J. L. Brinlee1*,  V. Brahmakshatriya2, B. Lupiani1, M. Cepeda2, S. Pillai2 and S. M. Reddy1

1Department of Veterinary Pathobiology, College of Veterinary Medicine & Biomedical Sciences, 2 Department of Poultry Science, Texas A&M University College Station, TX 77843



Electron beam (E-beam) irradiation is a proven technology used to reduce microbial loads, and therefore potential pathogens.  E-beam irradiation has been proven effective at destroying bacterial pathogens, and recent research has shown its effectiveness at reducing viral loads as well.  Although Avian Influenza (AI) is not considered a food borne pathogen, transmission of the virus to tigers fed infected chickens has raised concerns about possible infection from consuming improperly prepared poultry products infected with high path AI virus.  In the event of an outbreak of avian influenza in poultry, tools should be in place to ensure the safety of poultry and poultry products for the consumer.  This project is designed to demonstrate the validity of E-beam irradiation to inactivate AI virus and reduce virus load in egg products and poultry meat. 

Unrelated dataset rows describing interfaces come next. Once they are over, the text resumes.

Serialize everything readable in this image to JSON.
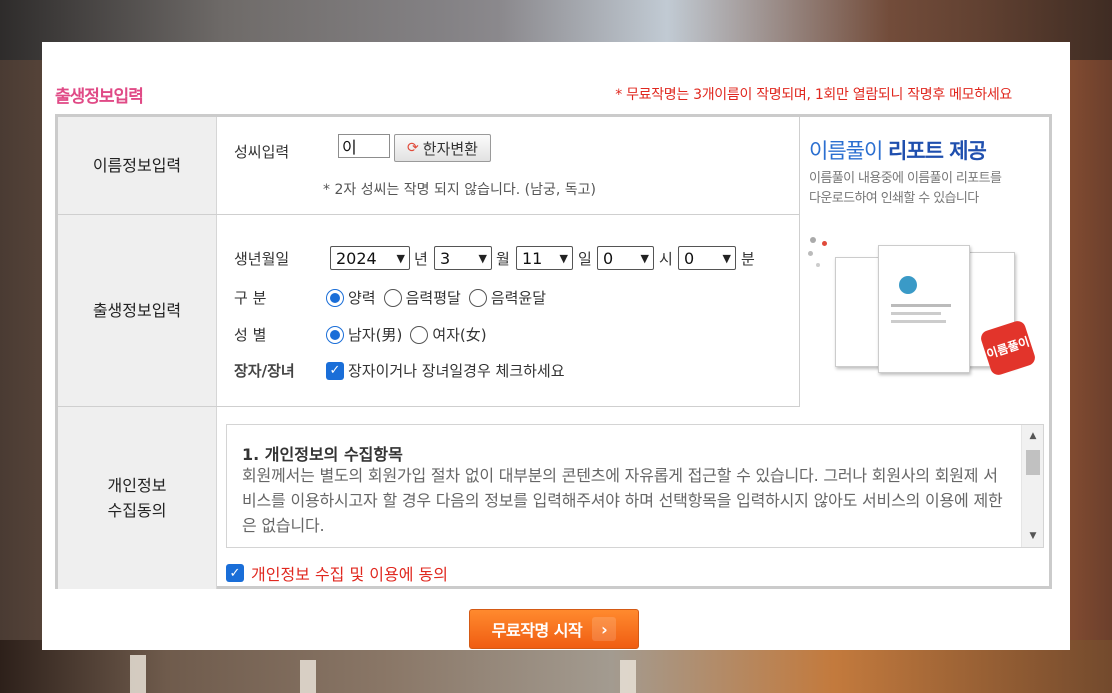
{
  "header": {
    "title": "출생정보입력",
    "notice": "* 무료작명는 3개이름이 작명되며, 1회만 열람되니 작명후 메모하세요"
  },
  "name_section": {
    "label": "이름정보입력",
    "surname_label": "성씨입력",
    "surname_value": "이",
    "hanja_button": "한자변환",
    "hint": "* 2자 성씨는 작명 되지 않습니다. (남궁, 독고)"
  },
  "birth_section": {
    "label": "출생정보입력",
    "birthdate_label": "생년월일",
    "year": "2024",
    "year_unit": "년",
    "month": "3",
    "month_unit": "월",
    "day": "11",
    "day_unit": "일",
    "hour": "0",
    "hour_unit": "시",
    "minute": "0",
    "minute_unit": "분",
    "calendar_label": "구 분",
    "calendar_options": [
      "양력",
      "음력평달",
      "음력윤달"
    ],
    "calendar_selected": "양력",
    "gender_label": "성 별",
    "gender_options": [
      "남자(男)",
      "여자(女)"
    ],
    "gender_selected": "남자(男)",
    "eldest_label": "장자/장녀",
    "eldest_checkbox_text": "장자이거나 장녀일경우 체크하세요",
    "eldest_checked": true
  },
  "promo": {
    "heading_normal": "이름풀이 ",
    "heading_bold": "리포트 제공",
    "sub_line1": "이름풀이 내용중에 이름풀이 리포트를",
    "sub_line2": "다운로드하여 인쇄할 수 있습니다",
    "badge": "이름풀이"
  },
  "privacy_section": {
    "label_line1": "개인정보",
    "label_line2": "수집동의",
    "box_title": "1. 개인정보의 수집항목",
    "box_body": "회원께서는 별도의 회원가입 절차 없이 대부분의 콘텐츠에 자유롭게 접근할 수 있습니다. 그러나 회원사의 회원제 서비스를 이용하시고자 할 경우 다음의 정보를 입력해주셔야 하며 선택항목을 입력하시지 않아도 서비스의 이용에 제한은 없습니다.",
    "agree_text": "개인정보 수집 및 이용에 동의",
    "agree_checked": true
  },
  "start_button": "무료작명 시작",
  "colors": {
    "title_pink": "#e04a86",
    "notice_red": "#e0281f",
    "accent_blue": "#1a6ed8",
    "button_orange": "#f05d12"
  }
}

Materials and Methods:

Triplicate samples of commercially produced egg whites and ground turkey meat were spiked with suspensions of North American low path AI virus isolate A/chicken/TX/2002 (H5N3) and exposed to varying doses of high energy E-beam irradiation from 0-12.5kGy in 2.5 kGy increments, measured by alanine dosimeters.  The irradiated samples and control samples were analyzed by TCID50 on MDCK cells.  The log reduction of AI virus was plotted as a function of dose and regression analysis preformed.  This data was analyzed to determine the inactivation kinetics of AI in each of the above media. 


Irradiated samples showed a dose-dependant linear reduction of AI virus, with D10 values of 1.70 kGy for egg and 2.49 kGy for meat.

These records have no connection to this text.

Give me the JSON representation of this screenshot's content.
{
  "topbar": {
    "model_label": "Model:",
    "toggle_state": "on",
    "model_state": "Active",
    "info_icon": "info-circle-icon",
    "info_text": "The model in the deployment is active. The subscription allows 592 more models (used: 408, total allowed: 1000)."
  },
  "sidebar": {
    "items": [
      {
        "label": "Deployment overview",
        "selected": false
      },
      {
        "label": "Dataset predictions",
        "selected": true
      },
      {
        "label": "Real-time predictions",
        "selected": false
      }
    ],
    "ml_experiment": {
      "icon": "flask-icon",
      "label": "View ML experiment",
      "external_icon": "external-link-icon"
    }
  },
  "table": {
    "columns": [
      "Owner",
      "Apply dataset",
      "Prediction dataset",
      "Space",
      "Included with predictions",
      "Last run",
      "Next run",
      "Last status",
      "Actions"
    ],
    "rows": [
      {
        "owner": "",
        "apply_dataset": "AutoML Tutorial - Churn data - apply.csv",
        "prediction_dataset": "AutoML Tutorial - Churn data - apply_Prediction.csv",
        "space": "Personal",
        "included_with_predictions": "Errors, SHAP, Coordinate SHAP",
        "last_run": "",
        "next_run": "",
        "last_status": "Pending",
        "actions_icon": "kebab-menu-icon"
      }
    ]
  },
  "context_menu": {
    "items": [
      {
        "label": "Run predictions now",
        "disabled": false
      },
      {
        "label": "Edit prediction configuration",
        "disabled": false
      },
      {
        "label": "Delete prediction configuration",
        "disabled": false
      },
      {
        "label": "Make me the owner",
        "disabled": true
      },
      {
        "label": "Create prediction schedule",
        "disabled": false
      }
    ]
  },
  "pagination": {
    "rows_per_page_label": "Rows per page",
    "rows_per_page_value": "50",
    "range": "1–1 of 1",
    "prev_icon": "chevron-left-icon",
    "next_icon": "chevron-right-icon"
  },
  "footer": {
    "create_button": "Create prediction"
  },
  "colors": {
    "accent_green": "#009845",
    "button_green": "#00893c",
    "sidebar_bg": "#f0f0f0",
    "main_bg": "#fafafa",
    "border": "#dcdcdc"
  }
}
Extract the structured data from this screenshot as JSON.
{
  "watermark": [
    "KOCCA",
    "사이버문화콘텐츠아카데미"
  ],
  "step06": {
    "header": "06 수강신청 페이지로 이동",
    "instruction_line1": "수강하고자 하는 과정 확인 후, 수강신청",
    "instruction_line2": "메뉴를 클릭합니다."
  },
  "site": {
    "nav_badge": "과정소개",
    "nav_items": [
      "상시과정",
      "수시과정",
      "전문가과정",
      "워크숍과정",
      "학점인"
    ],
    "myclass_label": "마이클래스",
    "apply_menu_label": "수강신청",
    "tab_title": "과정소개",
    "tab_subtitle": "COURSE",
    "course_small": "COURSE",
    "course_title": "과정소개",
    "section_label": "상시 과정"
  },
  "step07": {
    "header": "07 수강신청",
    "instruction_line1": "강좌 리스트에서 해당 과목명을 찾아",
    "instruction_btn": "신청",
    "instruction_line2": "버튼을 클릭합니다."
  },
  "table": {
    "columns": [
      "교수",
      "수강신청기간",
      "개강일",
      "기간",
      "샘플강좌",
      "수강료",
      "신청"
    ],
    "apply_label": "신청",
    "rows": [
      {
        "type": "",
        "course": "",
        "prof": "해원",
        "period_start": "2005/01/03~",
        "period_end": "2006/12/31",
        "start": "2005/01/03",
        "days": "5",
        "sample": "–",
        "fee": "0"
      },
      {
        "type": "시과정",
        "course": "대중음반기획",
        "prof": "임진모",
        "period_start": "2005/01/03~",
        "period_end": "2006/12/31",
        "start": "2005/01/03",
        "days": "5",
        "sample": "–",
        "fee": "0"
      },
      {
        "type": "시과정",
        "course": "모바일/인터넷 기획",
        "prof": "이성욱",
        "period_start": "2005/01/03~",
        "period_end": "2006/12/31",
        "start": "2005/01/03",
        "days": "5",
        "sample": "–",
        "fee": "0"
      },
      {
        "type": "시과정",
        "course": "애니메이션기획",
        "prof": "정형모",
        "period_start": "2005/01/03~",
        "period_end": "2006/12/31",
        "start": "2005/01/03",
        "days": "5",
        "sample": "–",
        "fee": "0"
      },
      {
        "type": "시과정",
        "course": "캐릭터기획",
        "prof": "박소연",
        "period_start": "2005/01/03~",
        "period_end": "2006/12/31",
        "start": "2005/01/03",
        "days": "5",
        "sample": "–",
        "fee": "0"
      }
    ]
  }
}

E-beam pasteurization is a feasible option for inactivating the AI virus.  When used in conjunction with proper cooking procedures and current control measures for AI outbreaks, we can assure the public that commercial poultry is a safe, wholesome food.